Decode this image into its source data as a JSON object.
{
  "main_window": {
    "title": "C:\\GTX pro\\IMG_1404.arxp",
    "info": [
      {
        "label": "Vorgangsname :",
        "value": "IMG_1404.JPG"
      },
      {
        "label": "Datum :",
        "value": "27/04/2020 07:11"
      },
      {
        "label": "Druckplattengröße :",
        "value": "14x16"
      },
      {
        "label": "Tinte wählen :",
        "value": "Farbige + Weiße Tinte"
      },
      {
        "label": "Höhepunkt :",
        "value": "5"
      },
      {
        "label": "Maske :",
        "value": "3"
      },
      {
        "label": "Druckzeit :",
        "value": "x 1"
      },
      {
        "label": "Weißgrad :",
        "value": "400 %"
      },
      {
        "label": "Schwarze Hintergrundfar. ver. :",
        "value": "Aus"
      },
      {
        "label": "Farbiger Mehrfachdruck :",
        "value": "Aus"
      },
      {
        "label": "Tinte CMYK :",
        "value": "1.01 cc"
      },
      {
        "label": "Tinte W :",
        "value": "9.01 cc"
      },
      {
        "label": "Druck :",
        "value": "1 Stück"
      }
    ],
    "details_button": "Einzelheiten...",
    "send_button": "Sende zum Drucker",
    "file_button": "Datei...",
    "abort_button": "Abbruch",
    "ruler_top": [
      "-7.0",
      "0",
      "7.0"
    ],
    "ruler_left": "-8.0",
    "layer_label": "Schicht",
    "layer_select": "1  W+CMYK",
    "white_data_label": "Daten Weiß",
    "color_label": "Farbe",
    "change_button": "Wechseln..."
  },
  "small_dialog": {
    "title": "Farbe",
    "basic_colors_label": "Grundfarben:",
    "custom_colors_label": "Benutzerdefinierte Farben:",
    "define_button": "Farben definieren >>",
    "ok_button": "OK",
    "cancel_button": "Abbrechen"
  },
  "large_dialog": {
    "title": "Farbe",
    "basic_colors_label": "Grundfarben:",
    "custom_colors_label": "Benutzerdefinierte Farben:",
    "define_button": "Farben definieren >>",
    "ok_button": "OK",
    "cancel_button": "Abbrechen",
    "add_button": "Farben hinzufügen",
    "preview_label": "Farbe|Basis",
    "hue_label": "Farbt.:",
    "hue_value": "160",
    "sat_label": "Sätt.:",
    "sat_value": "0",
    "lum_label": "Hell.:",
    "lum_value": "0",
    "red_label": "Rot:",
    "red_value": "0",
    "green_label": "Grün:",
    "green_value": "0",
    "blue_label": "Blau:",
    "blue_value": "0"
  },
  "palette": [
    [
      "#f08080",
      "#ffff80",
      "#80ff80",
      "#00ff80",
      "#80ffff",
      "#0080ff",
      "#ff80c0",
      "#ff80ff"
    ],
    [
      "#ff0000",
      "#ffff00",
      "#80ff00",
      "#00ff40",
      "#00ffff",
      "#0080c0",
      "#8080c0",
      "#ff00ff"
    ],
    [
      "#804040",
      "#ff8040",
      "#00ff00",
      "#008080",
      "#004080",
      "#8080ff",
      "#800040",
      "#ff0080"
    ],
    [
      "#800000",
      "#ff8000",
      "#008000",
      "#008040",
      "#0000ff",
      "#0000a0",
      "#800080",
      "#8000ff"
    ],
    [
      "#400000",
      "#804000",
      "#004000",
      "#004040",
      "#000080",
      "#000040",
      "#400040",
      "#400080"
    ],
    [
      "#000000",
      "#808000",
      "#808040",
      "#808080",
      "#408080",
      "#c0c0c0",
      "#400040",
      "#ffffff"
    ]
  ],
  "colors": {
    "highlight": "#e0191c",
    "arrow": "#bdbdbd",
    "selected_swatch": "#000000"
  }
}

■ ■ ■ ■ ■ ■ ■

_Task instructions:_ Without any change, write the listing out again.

_Reply to the exercise:_
Decode this image into its source data as a JSON object.
{
  "main_window": {
    "title": "C:\\GTX pro\\IMG_1404.arxp",
    "info": [
      {
        "label": "Vorgangsname :",
        "value": "IMG_1404.JPG"
      },
      {
        "label": "Datum :",
        "value": "27/04/2020 07:11"
      },
      {
        "label": "Druckplattengröße :",
        "value": "14x16"
      },
      {
        "label": "Tinte wählen :",
        "value": "Farbige + Weiße Tinte"
      },
      {
        "label": "Höhepunkt :",
        "value": "5"
      },
      {
        "label": "Maske :",
        "value": "3"
      },
      {
        "label": "Druckzeit :",
        "value": "x 1"
      },
      {
        "label": "Weißgrad :",
        "value": "400 %"
      },
      {
        "label": "Schwarze Hintergrundfar. ver. :",
        "value": "Aus"
      },
      {
        "label": "Farbiger Mehrfachdruck :",
        "value": "Aus"
      },
      {
        "label": "Tinte CMYK :",
        "value": "1.01 cc"
      },
      {
        "label": "Tinte W :",
        "value": "9.01 cc"
      },
      {
        "label": "Druck :",
        "value": "1 Stück"
      }
    ],
    "details_button": "Einzelheiten...",
    "send_button": "Sende zum Drucker",
    "file_button": "Datei...",
    "abort_button": "Abbruch",
    "ruler_top": [
      "-7.0",
      "0",
      "7.0"
    ],
    "ruler_left": "-8.0",
    "layer_label": "Schicht",
    "layer_select": "1  W+CMYK",
    "white_data_label": "Daten Weiß",
    "color_label": "Farbe",
    "change_button": "Wechseln..."
  },
  "small_dialog": {
    "title": "Farbe",
    "basic_colors_label": "Grundfarben:",
    "custom_colors_label": "Benutzerdefinierte Farben:",
    "define_button": "Farben definieren >>",
    "ok_button": "OK",
    "cancel_button": "Abbrechen"
  },
  "large_dialog": {
    "title": "Farbe",
    "basic_colors_label": "Grundfarben:",
    "custom_colors_label": "Benutzerdefinierte Farben:",
    "define_button": "Farben definieren >>",
    "ok_button": "OK",
    "cancel_button": "Abbrechen",
    "add_button": "Farben hinzufügen",
    "preview_label": "Farbe|Basis",
    "hue_label": "Farbt.:",
    "hue_value": "160",
    "sat_label": "Sätt.:",
    "sat_value": "0",
    "lum_label": "Hell.:",
    "lum_value": "0",
    "red_label": "Rot:",
    "red_value": "0",
    "green_label": "Grün:",
    "green_value": "0",
    "blue_label": "Blau:",
    "blue_value": "0"
  },
  "palette": [
    [
      "#f08080",
      "#ffff80",
      "#80ff80",
      "#00ff80",
      "#80ffff",
      "#0080ff",
      "#ff80c0",
      "#ff80ff"
    ],
    [
      "#ff0000",
      "#ffff00",
      "#80ff00",
      "#00ff40",
      "#00ffff",
      "#0080c0",
      "#8080c0",
      "#ff00ff"
    ],
    [
      "#804040",
      "#ff8040",
      "#00ff00",
      "#008080",
      "#004080",
      "#8080ff",
      "#800040",
      "#ff0080"
    ],
    [
      "#800000",
      "#ff8000",
      "#008000",
      "#008040",
      "#0000ff",
      "#0000a0",
      "#800080",
      "#8000ff"
    ],
    [
      "#400000",
      "#804000",
      "#004000",
      "#004040",
      "#000080",
      "#000040",
      "#400040",
      "#400080"
    ],
    [
      "#000000",
      "#808000",
      "#808040",
      "#808080",
      "#408080",
      "#c0c0c0",
      "#400040",
      "#ffffff"
    ]
  ],
  "colors": {
    "highlight": "#e0191c",
    "arrow": "#bdbdbd",
    "selected_swatch": "#000000"
  }
}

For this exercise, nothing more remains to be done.